» **Your assignment**:
In the records that follow, show each line where the word "folder" is present.

─── Data excerpts

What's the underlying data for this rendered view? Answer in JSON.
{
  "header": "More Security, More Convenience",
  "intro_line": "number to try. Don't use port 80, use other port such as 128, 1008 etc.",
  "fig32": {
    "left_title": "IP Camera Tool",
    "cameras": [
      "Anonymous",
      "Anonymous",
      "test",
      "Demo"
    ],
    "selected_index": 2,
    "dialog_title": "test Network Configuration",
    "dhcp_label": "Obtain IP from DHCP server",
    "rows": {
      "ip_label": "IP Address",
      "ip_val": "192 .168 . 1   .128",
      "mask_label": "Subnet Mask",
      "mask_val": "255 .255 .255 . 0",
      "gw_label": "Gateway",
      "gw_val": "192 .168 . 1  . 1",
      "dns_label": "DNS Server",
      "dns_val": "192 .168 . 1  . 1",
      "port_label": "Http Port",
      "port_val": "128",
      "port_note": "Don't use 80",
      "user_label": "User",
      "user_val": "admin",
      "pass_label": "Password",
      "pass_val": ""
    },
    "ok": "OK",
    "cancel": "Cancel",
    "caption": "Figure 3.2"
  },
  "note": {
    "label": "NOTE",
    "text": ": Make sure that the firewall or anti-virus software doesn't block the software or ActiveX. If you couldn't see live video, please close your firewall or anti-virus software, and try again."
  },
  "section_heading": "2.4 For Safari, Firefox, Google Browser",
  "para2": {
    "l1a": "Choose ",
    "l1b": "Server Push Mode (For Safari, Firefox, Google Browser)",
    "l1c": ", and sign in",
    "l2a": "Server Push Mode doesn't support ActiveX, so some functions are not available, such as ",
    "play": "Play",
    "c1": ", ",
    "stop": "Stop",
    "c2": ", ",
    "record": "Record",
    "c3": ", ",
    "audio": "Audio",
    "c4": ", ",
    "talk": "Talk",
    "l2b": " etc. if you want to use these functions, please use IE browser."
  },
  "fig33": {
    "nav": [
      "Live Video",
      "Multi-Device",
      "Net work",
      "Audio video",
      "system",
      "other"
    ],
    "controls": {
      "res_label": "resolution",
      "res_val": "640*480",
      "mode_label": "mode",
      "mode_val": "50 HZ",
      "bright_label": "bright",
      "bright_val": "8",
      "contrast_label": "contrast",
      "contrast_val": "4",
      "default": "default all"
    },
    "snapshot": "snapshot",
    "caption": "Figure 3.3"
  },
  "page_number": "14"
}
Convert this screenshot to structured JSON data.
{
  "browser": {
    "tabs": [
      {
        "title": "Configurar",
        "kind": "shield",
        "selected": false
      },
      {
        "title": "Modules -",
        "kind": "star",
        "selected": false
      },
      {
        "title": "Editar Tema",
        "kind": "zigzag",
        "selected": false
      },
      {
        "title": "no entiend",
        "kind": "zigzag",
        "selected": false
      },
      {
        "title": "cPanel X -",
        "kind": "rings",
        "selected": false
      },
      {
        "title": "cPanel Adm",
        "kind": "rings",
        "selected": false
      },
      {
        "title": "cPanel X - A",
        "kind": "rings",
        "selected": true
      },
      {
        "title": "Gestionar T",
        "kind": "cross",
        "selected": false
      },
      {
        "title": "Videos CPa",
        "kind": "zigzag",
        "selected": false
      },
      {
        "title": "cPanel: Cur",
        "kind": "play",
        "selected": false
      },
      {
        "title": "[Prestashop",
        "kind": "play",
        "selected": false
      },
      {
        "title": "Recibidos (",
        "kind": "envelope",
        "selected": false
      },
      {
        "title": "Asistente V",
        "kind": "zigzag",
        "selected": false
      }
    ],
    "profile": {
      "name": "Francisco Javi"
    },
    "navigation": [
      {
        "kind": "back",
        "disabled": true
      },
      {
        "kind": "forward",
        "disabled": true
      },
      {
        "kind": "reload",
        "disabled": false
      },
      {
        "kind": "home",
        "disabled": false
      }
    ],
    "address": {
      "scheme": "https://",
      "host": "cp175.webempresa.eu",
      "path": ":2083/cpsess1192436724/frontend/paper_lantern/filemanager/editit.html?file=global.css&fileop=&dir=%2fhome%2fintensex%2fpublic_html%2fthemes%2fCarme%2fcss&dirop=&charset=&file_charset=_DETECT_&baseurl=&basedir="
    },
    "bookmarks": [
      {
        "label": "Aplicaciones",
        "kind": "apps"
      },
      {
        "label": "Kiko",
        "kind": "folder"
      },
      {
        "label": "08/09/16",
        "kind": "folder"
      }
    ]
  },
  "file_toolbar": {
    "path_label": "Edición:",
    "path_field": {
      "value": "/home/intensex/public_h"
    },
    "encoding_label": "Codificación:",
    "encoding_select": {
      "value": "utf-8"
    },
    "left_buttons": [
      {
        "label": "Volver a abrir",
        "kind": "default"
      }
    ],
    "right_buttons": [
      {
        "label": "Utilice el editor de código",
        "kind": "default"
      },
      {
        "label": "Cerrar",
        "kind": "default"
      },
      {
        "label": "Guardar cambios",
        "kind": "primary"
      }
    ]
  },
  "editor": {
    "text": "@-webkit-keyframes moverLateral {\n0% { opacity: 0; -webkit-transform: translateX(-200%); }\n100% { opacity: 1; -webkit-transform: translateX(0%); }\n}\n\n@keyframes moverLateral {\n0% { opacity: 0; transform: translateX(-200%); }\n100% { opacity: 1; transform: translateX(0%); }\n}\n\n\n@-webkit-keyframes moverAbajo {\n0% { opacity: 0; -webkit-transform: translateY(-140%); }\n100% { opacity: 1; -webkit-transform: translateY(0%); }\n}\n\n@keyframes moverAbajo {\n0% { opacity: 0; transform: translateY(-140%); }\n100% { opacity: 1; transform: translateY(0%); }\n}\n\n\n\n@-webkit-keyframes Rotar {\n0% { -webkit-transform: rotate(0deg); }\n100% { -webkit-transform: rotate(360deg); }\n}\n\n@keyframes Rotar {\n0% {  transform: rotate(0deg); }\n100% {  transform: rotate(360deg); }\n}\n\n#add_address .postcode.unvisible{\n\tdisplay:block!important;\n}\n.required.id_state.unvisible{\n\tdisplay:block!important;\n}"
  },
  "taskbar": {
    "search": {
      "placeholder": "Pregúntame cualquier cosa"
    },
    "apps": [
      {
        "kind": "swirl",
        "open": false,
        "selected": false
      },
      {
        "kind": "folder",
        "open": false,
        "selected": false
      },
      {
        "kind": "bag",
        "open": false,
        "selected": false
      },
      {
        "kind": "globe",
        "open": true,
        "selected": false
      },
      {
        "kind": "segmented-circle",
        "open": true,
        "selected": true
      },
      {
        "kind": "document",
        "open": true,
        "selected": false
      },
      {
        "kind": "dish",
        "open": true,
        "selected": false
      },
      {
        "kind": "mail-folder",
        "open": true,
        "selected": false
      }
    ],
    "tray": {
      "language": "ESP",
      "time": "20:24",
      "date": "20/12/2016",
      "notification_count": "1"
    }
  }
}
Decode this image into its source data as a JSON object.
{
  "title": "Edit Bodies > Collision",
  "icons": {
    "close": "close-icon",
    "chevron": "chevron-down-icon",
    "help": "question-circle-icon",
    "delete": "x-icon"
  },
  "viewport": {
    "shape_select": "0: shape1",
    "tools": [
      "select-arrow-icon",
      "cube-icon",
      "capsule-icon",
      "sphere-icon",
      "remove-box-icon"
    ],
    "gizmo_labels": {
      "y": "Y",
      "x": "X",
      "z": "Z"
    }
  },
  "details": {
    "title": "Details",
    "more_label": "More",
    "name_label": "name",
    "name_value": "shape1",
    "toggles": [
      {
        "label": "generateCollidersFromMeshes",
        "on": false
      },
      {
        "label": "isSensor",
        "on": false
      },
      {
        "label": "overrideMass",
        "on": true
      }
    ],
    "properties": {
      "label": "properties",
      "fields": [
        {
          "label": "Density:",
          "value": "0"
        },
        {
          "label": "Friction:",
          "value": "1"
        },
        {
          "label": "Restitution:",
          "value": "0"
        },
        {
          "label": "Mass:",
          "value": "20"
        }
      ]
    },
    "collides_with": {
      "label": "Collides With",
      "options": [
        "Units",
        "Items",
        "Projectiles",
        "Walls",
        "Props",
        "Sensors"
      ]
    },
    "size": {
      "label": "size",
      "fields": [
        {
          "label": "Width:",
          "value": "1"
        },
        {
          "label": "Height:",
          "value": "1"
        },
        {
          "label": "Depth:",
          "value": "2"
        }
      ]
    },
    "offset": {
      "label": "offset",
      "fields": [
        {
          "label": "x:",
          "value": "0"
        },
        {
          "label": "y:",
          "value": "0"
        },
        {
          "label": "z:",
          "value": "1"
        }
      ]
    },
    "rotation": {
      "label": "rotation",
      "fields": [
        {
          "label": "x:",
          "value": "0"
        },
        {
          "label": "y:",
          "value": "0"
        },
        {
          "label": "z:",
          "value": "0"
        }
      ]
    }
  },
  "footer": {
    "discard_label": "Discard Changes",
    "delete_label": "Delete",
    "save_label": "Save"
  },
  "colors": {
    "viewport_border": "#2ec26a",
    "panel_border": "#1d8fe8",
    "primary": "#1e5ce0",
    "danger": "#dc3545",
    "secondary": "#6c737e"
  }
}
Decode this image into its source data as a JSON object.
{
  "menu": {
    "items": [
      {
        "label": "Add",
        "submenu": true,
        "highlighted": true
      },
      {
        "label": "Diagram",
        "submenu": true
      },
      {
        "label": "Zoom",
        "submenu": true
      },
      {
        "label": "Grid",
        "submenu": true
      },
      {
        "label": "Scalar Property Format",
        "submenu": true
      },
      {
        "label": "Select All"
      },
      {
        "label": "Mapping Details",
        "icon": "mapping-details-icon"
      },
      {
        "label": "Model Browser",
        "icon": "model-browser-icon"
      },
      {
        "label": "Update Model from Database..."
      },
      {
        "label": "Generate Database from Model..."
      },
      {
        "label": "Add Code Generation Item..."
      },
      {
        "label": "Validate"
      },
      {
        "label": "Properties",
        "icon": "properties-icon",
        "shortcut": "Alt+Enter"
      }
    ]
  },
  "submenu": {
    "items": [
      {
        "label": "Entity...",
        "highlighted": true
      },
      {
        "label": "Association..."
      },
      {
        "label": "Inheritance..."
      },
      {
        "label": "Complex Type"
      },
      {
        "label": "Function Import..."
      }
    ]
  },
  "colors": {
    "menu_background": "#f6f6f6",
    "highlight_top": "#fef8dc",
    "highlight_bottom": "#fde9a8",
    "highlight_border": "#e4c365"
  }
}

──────

» **Exercise response**:
        "kind": "folder"
        "kind": "folder"
        "kind": "folder",
        "kind": "mail-folder",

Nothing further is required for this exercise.